against the resolution was George F. Hoar. Butler had a passage-at-arms with Garfield; the latter, taking note of the former's objection to his motion for a brief es voting for the amendment were G. F. Hoar, H. L. Dawes, Eugene Hale, and James A. Garfield; and among those voting against it were B. F. Butler and N. P. Banks. Threjoiced to learn you are better. Serus in coelum redeas. Your friend, J. A. Garfield. Wendell Phillips, who was Sumner's guest, wrote to Lydia Maria Child,d no personal relations with President Haves, and was bitterly hostile to President Garfield; but there was no attempt to remove him from the chairmanship of committen, when he was no longer master of patronage, and affronted at like neglect by Garfield, resigned his seat. Appealing to the legislature of his State to approve his re was almost universal condemnation of the removal as unjust or impolitic, Garfield, afterwards President, called the removal the greatest act of folly. Lieber's
Edward L. Pierce, Memoir and letters of Charles Sumner: volume 4, Chapter 57: attempts to reconcile the President and the senator.—ineligibility of the President for a second term.—the Civil-rights Bill.—sale of arms to France.—the liberal Republican party: Horace Greeley its candidate adopted by the Democrats.—Sumner's reserve.—his relations with Republican friends and his colleague.—speech against the President.—support of Greeley.—last journey to Europe.—a meeting with Motley.—a night with John Bright.—the President's re-election.—1871-1872. (search)

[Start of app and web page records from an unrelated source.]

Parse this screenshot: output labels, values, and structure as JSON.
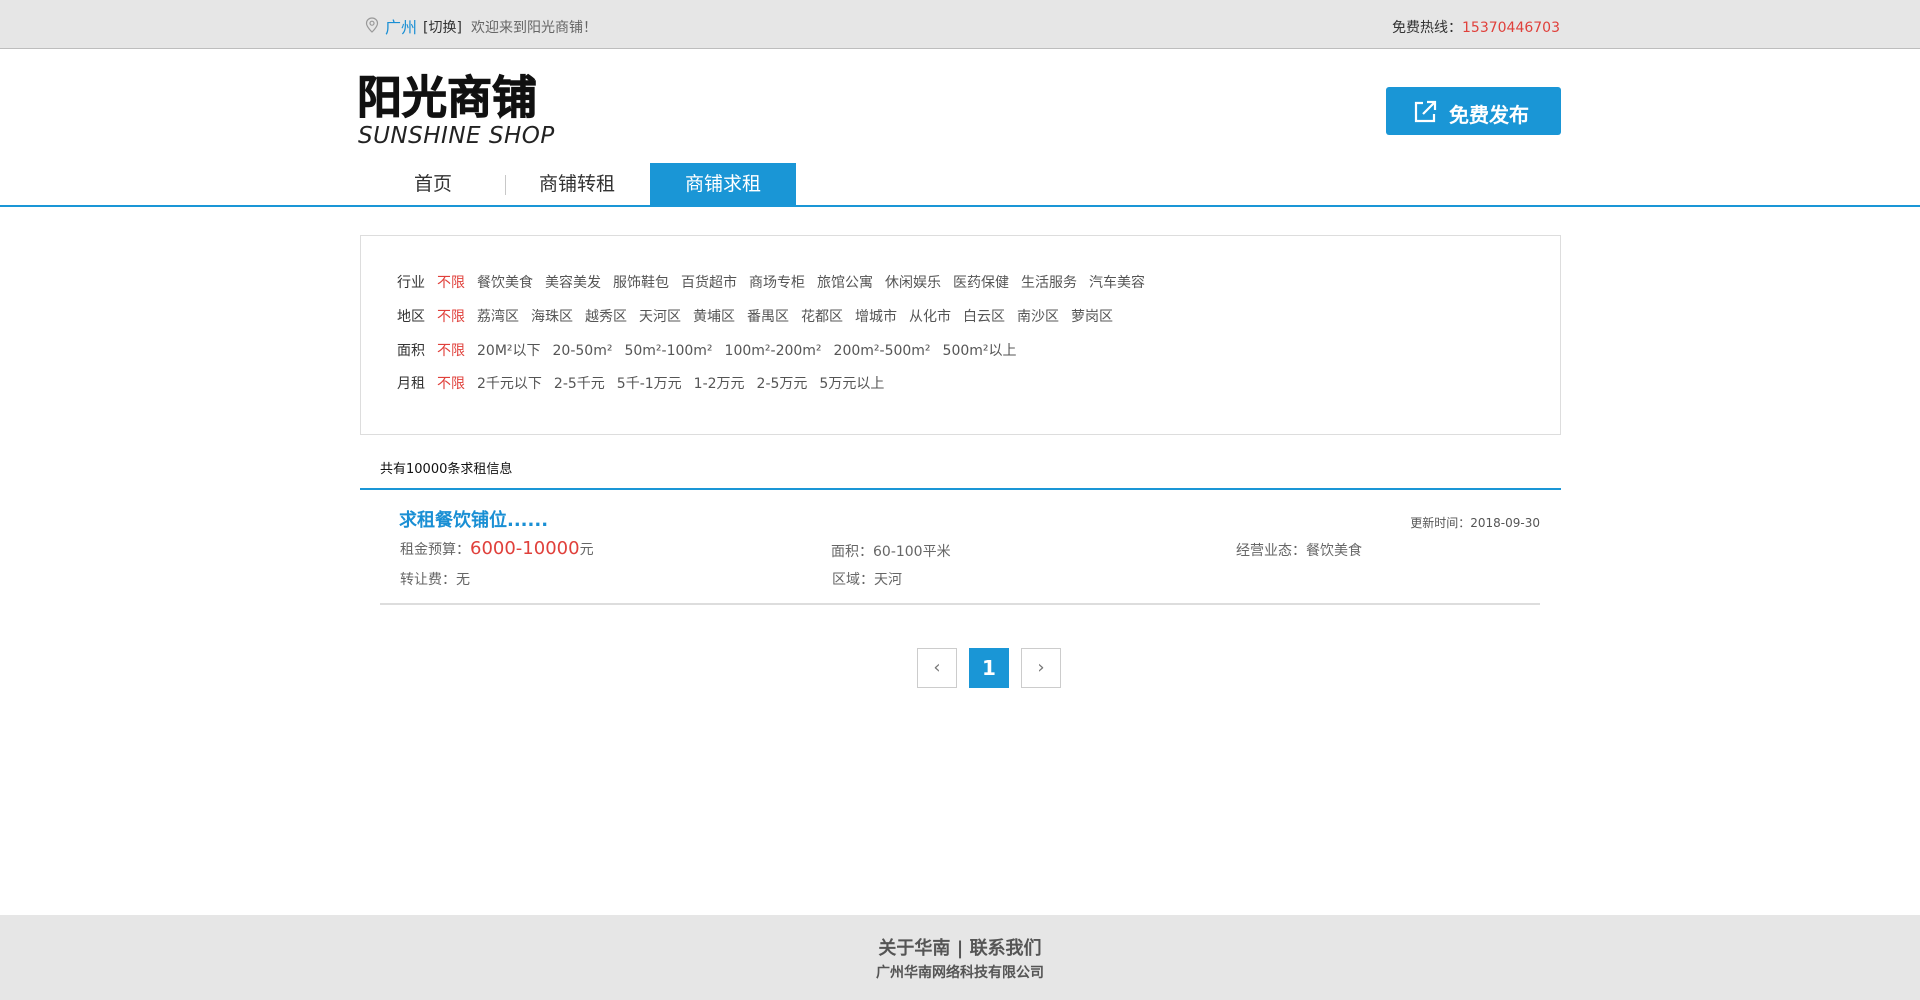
{
  "topbar": {
    "city": "广州",
    "switch_label": "[切换]",
    "welcome": "欢迎来到阳光商铺！",
    "hotline_label": "免费热线：",
    "hotline_number": "15370446703"
  },
  "header": {
    "logo_cn": "阳光商铺",
    "logo_en": "SUNSHINE SHOP",
    "publish_label": "免费发布"
  },
  "nav": {
    "items": [
      {
        "label": "首页"
      },
      {
        "label": "商铺转租"
      },
      {
        "label": "商铺求租"
      }
    ],
    "active_index": 2
  },
  "filters": {
    "industry": {
      "label": "行业",
      "options": [
        "不限",
        "餐饮美食",
        "美容美发",
        "服饰鞋包",
        "百货超市",
        "商场专柜",
        "旅馆公寓",
        "休闲娱乐",
        "医药保健",
        "生活服务",
        "汽车美容"
      ]
    },
    "district": {
      "label": "地区",
      "options": [
        "不限",
        "荔湾区",
        "海珠区",
        "越秀区",
        "天河区",
        "黄埔区",
        "番禺区",
        "花都区",
        "增城市",
        "从化市",
        "白云区",
        "南沙区",
        "萝岗区"
      ]
    },
    "area": {
      "label": "面积",
      "options": [
        "不限",
        "20M²以下",
        "20-50m²",
        "50m²-100m²",
        "100m²-200m²",
        "200m²-500m²",
        "500m²以上"
      ]
    },
    "rent": {
      "label": "月租",
      "options": [
        "不限",
        "2千元以下",
        "2-5千元",
        "5千-1万元",
        "1-2万元",
        "2-5万元",
        "5万元以上"
      ]
    }
  },
  "results": {
    "count_text": "共有10000条求租信息"
  },
  "listing": {
    "title": "求租餐饮铺位......",
    "updated": "更新时间：2018-09-30",
    "budget_label": "租金预算：",
    "budget_value": "6000-10000",
    "budget_unit": "元",
    "area": "面积：60-100平米",
    "business": "经营业态：餐饮美食",
    "transfer_fee": "转让费：无",
    "district": "区域：天河"
  },
  "pagination": {
    "prev_icon": "‹",
    "current": "1",
    "next_icon": "›"
  },
  "footer": {
    "about": "关于华南",
    "separator": "|",
    "contact": "联系我们",
    "company": "广州华南网络科技有限公司"
  },
  "colors": {
    "accent": "#1a96d6",
    "highlight": "#e0403b",
    "bar_bg": "#e6e6e6"
  }
}
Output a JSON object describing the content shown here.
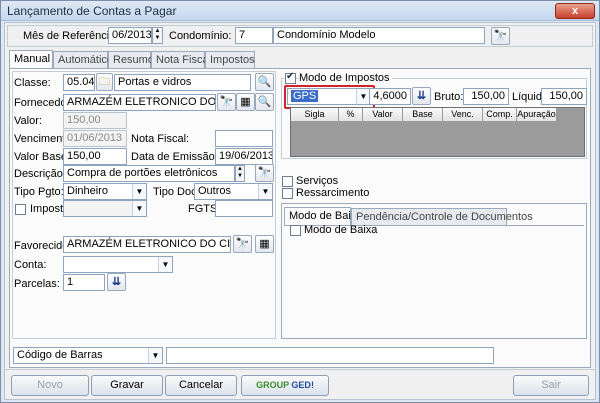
{
  "window": {
    "title": "Lançamento de Contas a Pagar",
    "close_label": "x"
  },
  "header": {
    "mes_label": "Mês de Referência:",
    "mes_value": "06/2013",
    "condominio_label": "Condomínio:",
    "condominio_code": "7",
    "condominio_name": "Condomínio Modelo"
  },
  "tabs": [
    "Manual",
    "Automático",
    "Resumo",
    "Nota Fiscal",
    "Impostos"
  ],
  "form": {
    "classe_label": "Classe:",
    "classe_code": "05.04",
    "classe_name": "Portas e vidros",
    "fornecedor_label": "Fornecedor:",
    "fornecedor_value": "ARMAZÉM ELETRONICO DO CICERO",
    "valor_label": "Valor:",
    "valor_value": "150,00",
    "vencimento_label": "Vencimento:",
    "vencimento_value": "01/06/2013",
    "nota_fiscal_label": "Nota Fiscal:",
    "nota_fiscal_value": "",
    "valor_base_label": "Valor Base:",
    "valor_base_value": "150,00",
    "data_emissao_label": "Data de Emissão NF:",
    "data_emissao_value": "19/06/2013",
    "descricao_label": "Descrição:",
    "descricao_value": "Compra de portões eletrônicos",
    "tipo_pgto_label": "Tipo Pgto:",
    "tipo_pgto_value": "Dinheiro",
    "tipo_doc_label": "Tipo Doc:",
    "tipo_doc_value": "Outros",
    "imposto_label": "Imposto",
    "fgts_label": "FGTS:",
    "favorecido_label": "Favorecido:",
    "favorecido_value": "ARMAZÉM ELETRONICO DO CICERO",
    "conta_label": "Conta:",
    "conta_value": "",
    "parcelas_label": "Parcelas:",
    "parcelas_value": "1",
    "codigo_barras_value": "Código de Barras",
    "codigo_barras_input": ""
  },
  "impostos": {
    "modo_label": "Modo de Impostos",
    "tipo_value": "GPS",
    "aliquota_value": "4,6000",
    "bruto_label": "Bruto:",
    "bruto_value": "150,00",
    "liquido_label": "Líquido:",
    "liquido_value": "150,00",
    "columns": [
      "Sigla",
      "%",
      "Valor",
      "Base",
      "Venc.",
      "Comp.",
      "Apuração"
    ]
  },
  "options": {
    "servicos_label": "Serviços",
    "ressarcimento_label": "Ressarcimento"
  },
  "subtabs": [
    "Modo de Baixa",
    "Pendência/Controle de Documentos"
  ],
  "modo_baixa_label": "Modo de Baixa",
  "buttons": {
    "novo": "Novo",
    "gravar": "Gravar",
    "cancelar": "Cancelar",
    "logo_group": "GROUP",
    "logo_ged": "GED",
    "sair": "Sair"
  },
  "icons": {
    "binoculars": "binoculars-icon",
    "folder": "folder-icon",
    "search": "search-icon",
    "calculator": "calculator-icon",
    "arrows": "down-arrows-icon"
  }
}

aph announced that Sumner was speaking, and the galleries filled rapidly; members of the House (among whom were observed Garfield, Shellabarger, Kelley, Butler, Banks, Hoar, and Dawes) came one after another on the floor, leaving their hall almost derom whom the President parted with a too friendly acceptance of his resignation. Later Administrations,—those of Hayes, Garfield, Arthur, Cleveland, and Harrison,—have happily escaped the succession of scandals which distinguished the civil service opposition to his nomination, and who resisted it during all the ballots, which finally ended in the nomination of James A. Garfield of Ohio. The people of the State, cherishing the memory of their senator, still remembered the indignity which had earnestly with Sumner to keep aloof from the secession of 1872, became a seceder in 1880, and supported Hancock against Garfield. Henry Ward Beecher, who was another of Sumner's critics in 1872, left his party in 1884, and remained outside of it fo

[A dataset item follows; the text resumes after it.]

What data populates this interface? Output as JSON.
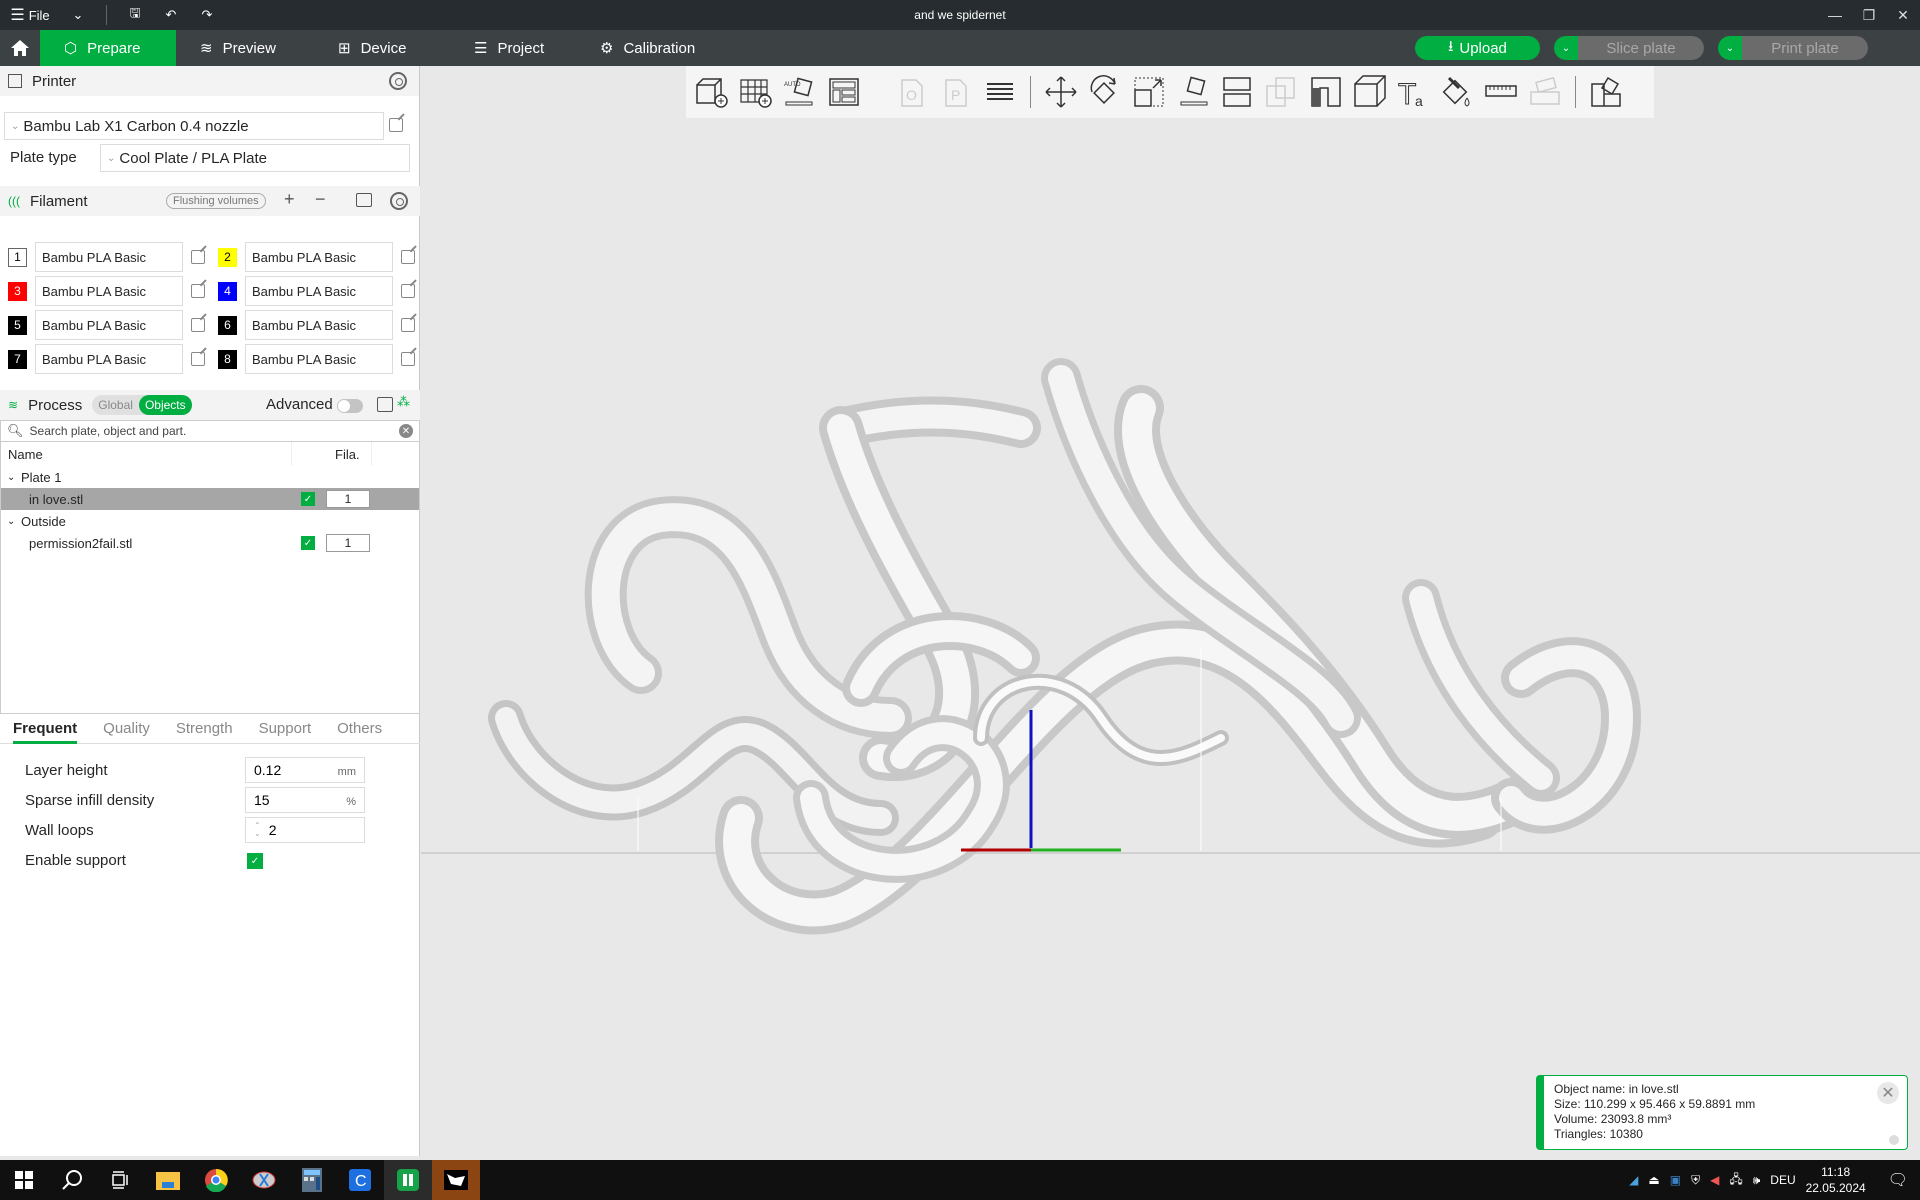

Edward L. Pierce, Memoir and letters of Charles Sumner: volume 4, chapter 18 (search)
episode, or rather of the diplomatic fiasco, and a final question may be asked: If the acquisition of St. Thomas was so manifestly desirable as Miss Seward represents, how does it happen that no one at Washington or among the people during the twenty years since Mr. Seward left office has said a word to revive the scheme? A good thing does not die so easily; there will always be true men and wise men to appreciate what is of enduring value. We have since had six Presidents,—Grant, Hayes, Garfield, Arthur, Cleveland, and Harrison,—and, not counting Washburne, five Secretaries of State,—Fish, Evarts, Blaine, Frelinghuysen, and Bayard; but none of them has coveted this island of the Caribbean Sea, rifted by earthquakes, swept by cyclones, and submerged by tidal waves, the imagined centre of universal commerce and a necessary outpost for our national defence! Journalists and merchants have been alike silent. Foreign nations who were suspected to be greedy spectators have turned away f<